More than 2,000 people of Japanese descent who were held in camps during World War II are running out of time to seek compensation for the years when America “took away (their) liberty,” Attorney General Janet Reno said Thursday.
While more than 81,000 people have each received the $20,000 compensation granted in the 1988 Civil Liberties Act, government records show that some 2,200 people may still be eligible, Reno said.
In the landmark law, the United States government formally apologized to the Japanese Americans who were forced to leave their homes and live in internment camps during World War II, and it pledged to pay $1.25 billion to more than 60,000 survivors and their heirs.
“This was a tragic chapter in the history of our nation,” Reno said at her weekly press conference. “It a was time when we took away the liberty of an entire community of Americans.”
She said the restitution program created by the 1988 law will end on Aug. 10 and that potential claimants should file by April 10 to allow for the six to eight weeks it takes the Justice Department to investigate the case.

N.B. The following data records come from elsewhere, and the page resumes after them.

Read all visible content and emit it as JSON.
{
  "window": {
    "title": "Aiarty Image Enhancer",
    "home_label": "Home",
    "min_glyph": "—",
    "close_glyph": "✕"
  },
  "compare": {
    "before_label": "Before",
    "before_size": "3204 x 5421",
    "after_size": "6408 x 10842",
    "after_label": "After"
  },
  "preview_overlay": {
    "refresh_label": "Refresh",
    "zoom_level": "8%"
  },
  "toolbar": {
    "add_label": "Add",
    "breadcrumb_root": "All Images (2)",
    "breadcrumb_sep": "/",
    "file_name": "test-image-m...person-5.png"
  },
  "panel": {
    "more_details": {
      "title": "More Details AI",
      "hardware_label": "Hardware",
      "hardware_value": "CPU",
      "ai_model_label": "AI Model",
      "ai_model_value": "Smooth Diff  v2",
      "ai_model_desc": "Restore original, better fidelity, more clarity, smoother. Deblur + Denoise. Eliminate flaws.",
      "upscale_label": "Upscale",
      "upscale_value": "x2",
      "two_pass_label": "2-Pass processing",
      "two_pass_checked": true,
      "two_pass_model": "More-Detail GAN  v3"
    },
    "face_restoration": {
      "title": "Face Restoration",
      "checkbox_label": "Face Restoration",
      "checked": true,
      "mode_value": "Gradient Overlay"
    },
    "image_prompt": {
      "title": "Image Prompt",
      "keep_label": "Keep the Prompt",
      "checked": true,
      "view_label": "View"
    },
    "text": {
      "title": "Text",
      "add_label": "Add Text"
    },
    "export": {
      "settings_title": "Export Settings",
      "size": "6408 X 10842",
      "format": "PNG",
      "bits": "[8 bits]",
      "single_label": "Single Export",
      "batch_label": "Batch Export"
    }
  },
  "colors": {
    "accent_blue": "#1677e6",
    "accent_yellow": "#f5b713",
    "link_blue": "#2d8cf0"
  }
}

“We have been working hard to reach out to every possible claimant, and will continue to do so,” said DeDe Greene, head of the Office of Redress Administration, which is charged with managing the 10-year program.
So far the ORA has paid out nearly $1.65 billion in reparations to the 81,278 claimants. The program, however, has accumulated interest on its money and has more than $19 million remaining to compensate any additional eligible applicants, Greene said.
In the months after the Dec. 7, 1941, attack on Pearl Harbor, hysteria swept the West Coast. Thousands of people prepared for an attack on California as rumors spread about Japanese ships being spotted off Santa Barbara and San Francisco.
The hysteria changed the way many people looked at their Japanese-American neighbors. What would they do in the event of an attack? Would they serve as a fifth column? Would they sabotage military bases?
The fear resulted in Executive Order 9066 signed by President Franklin D. Roosevelt in 1942, which authorized the secretary of war to evacuate citizens and aliens of Japanese descent from the West Coast as a security measure against sabotage and espionage.
From San Diego to Seattle, people of Japanese heritage were ordered to leave the West Coast and enter camps elsewhere around the country. Those who refused, even those who were American citizens, were also forced into the camps.
By the time the war was over in 1945, 120,000 people had been relocated to 10 camps, most forced to leave behind homes and businesses.
In addition to being held in camps, Japanese who had immigrated to the United States could not become naturalized citizens, although their children who were born here were allowed to keep their citizenship. Six of every 10 people who went to the camps were U.S. citizens born in the country.
The law allowed internees, whether or not they were U.S. citizens, to leave the camps if they signed loyalty oaths and found a sponsor, but such action was nearly impossible in the suspicious atmosphere of wartime America.
Despite the harsh treatment, more than 10,000 Japanese Americans volunteered to serve in the U.S. Army. Their units fighting in Italy eventually became some of the most decorated in the history of the United States, with the 100th Battalion sustaining such high casualty rates that it became known as the “Purple Heart Battalion.”
After the war ended and suspicions against Japanese Americans subsided, many groups began lobbying Congress to acknowledge one of the nation’s more glaring lapses in civil liberties. The effort ended in passage of the 1988 act.